━━━━━ Exercise data
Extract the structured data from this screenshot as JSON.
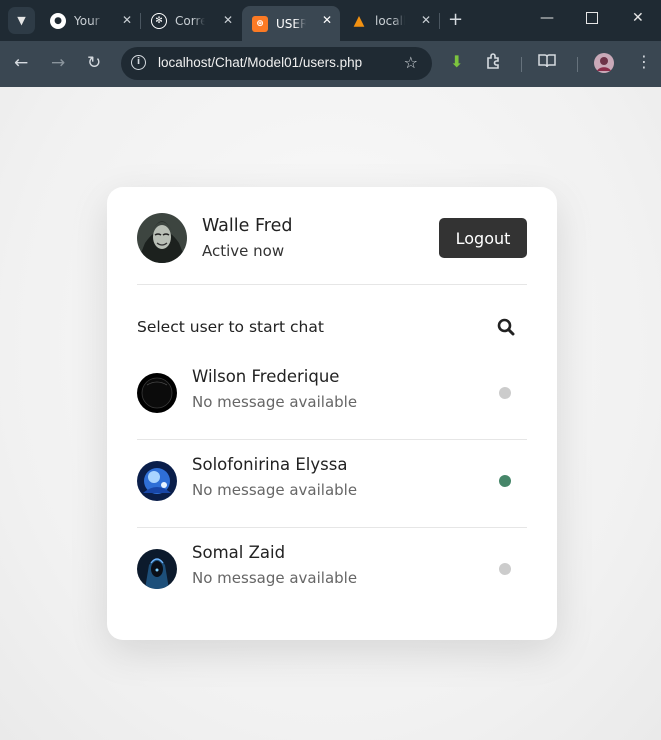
{
  "browser": {
    "tabs": [
      {
        "label": "Your g",
        "icon": "github-icon"
      },
      {
        "label": "Corre",
        "icon": "chatgpt-icon"
      },
      {
        "label": "USER",
        "icon": "xampp-icon"
      },
      {
        "label": "locall",
        "icon": "phpmyadmin-icon"
      }
    ],
    "url": "localhost/Chat/Model01/users.php"
  },
  "current_user": {
    "name": "Walle Fred",
    "status": "Active now"
  },
  "logout_label": "Logout",
  "search": {
    "label": "Select user to start chat",
    "icon": "search-icon"
  },
  "users": [
    {
      "name": "Wilson Frederique",
      "message": "No message available",
      "status": "offline"
    },
    {
      "name": "Solofonirina Elyssa",
      "message": "No message available",
      "status": "online"
    },
    {
      "name": "Somal Zaid",
      "message": "No message available",
      "status": "offline"
    }
  ],
  "colors": {
    "online": "#468669",
    "offline": "#cccccc",
    "logout_bg": "#333333"
  }
}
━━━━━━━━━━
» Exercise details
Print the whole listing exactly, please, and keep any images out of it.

» Answer to this task
Extract the structured data from this screenshot as JSON.
{
  "browser": {
    "tabs": [
      {
        "label": "Your g",
        "icon": "github-icon"
      },
      {
        "label": "Corre",
        "icon": "chatgpt-icon"
      },
      {
        "label": "USER",
        "icon": "xampp-icon"
      },
      {
        "label": "locall",
        "icon": "phpmyadmin-icon"
      }
    ],
    "url": "localhost/Chat/Model01/users.php"
  },
  "current_user": {
    "name": "Walle Fred",
    "status": "Active now"
  },
  "logout_label": "Logout",
  "search": {
    "label": "Select user to start chat",
    "icon": "search-icon"
  },
  "users": [
    {
      "name": "Wilson Frederique",
      "message": "No message available",
      "status": "offline"
    },
    {
      "name": "Solofonirina Elyssa",
      "message": "No message available",
      "status": "online"
    },
    {
      "name": "Somal Zaid",
      "message": "No message available",
      "status": "offline"
    }
  ],
  "colors": {
    "online": "#468669",
    "offline": "#cccccc",
    "logout_bg": "#333333"
  }
}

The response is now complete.